(Records drawn from a dataset)
....
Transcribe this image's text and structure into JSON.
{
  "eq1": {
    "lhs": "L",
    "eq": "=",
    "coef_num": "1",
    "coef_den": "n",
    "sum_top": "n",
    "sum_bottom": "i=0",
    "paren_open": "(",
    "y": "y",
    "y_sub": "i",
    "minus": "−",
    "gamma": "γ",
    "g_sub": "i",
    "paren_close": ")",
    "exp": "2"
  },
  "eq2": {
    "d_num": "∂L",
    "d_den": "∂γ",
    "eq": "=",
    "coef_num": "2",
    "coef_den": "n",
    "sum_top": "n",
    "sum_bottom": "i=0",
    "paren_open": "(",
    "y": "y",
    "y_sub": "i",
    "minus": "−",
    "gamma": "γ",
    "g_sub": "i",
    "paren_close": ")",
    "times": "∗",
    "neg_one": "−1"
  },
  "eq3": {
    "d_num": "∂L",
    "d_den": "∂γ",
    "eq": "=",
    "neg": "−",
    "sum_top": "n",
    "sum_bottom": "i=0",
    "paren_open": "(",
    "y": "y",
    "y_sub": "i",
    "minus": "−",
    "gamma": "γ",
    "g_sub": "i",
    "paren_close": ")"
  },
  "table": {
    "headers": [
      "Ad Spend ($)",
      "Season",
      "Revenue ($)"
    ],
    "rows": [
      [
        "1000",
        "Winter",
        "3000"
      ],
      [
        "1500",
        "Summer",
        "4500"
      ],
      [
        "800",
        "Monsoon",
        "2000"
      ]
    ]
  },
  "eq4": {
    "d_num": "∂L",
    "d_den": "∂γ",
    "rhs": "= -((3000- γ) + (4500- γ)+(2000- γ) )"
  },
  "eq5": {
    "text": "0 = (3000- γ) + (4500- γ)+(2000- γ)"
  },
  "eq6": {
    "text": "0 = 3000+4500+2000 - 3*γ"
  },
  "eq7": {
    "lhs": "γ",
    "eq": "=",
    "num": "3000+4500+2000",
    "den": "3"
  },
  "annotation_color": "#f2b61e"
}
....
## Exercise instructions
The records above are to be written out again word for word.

## Exercise response
Transcribe this image's text and structure into JSON.
{
  "eq1": {
    "lhs": "L",
    "eq": "=",
    "coef_num": "1",
    "coef_den": "n",
    "sum_top": "n",
    "sum_bottom": "i=0",
    "paren_open": "(",
    "y": "y",
    "y_sub": "i",
    "minus": "−",
    "gamma": "γ",
    "g_sub": "i",
    "paren_close": ")",
    "exp": "2"
  },
  "eq2": {
    "d_num": "∂L",
    "d_den": "∂γ",
    "eq": "=",
    "coef_num": "2",
    "coef_den": "n",
    "sum_top": "n",
    "sum_bottom": "i=0",
    "paren_open": "(",
    "y": "y",
    "y_sub": "i",
    "minus": "−",
    "gamma": "γ",
    "g_sub": "i",
    "paren_close": ")",
    "times": "∗",
    "neg_one": "−1"
  },
  "eq3": {
    "d_num": "∂L",
    "d_den": "∂γ",
    "eq": "=",
    "neg": "−",
    "sum_top": "n",
    "sum_bottom": "i=0",
    "paren_open": "(",
    "y": "y",
    "y_sub": "i",
    "minus": "−",
    "gamma": "γ",
    "g_sub": "i",
    "paren_close": ")"
  },
  "table": {
    "headers": [
      "Ad Spend ($)",
      "Season",
      "Revenue ($)"
    ],
    "rows": [
      [
        "1000",
        "Winter",
        "3000"
      ],
      [
        "1500",
        "Summer",
        "4500"
      ],
      [
        "800",
        "Monsoon",
        "2000"
      ]
    ]
  },
  "eq4": {
    "d_num": "∂L",
    "d_den": "∂γ",
    "rhs": "= -((3000- γ) + (4500- γ)+(2000- γ) )"
  },
  "eq5": {
    "text": "0 = (3000- γ) + (4500- γ)+(2000- γ)"
  },
  "eq6": {
    "text": "0 = 3000+4500+2000 - 3*γ"
  },
  "eq7": {
    "lhs": "γ",
    "eq": "=",
    "num": "3000+4500+2000",
    "den": "3"
  },
  "annotation_color": "#f2b61e"
}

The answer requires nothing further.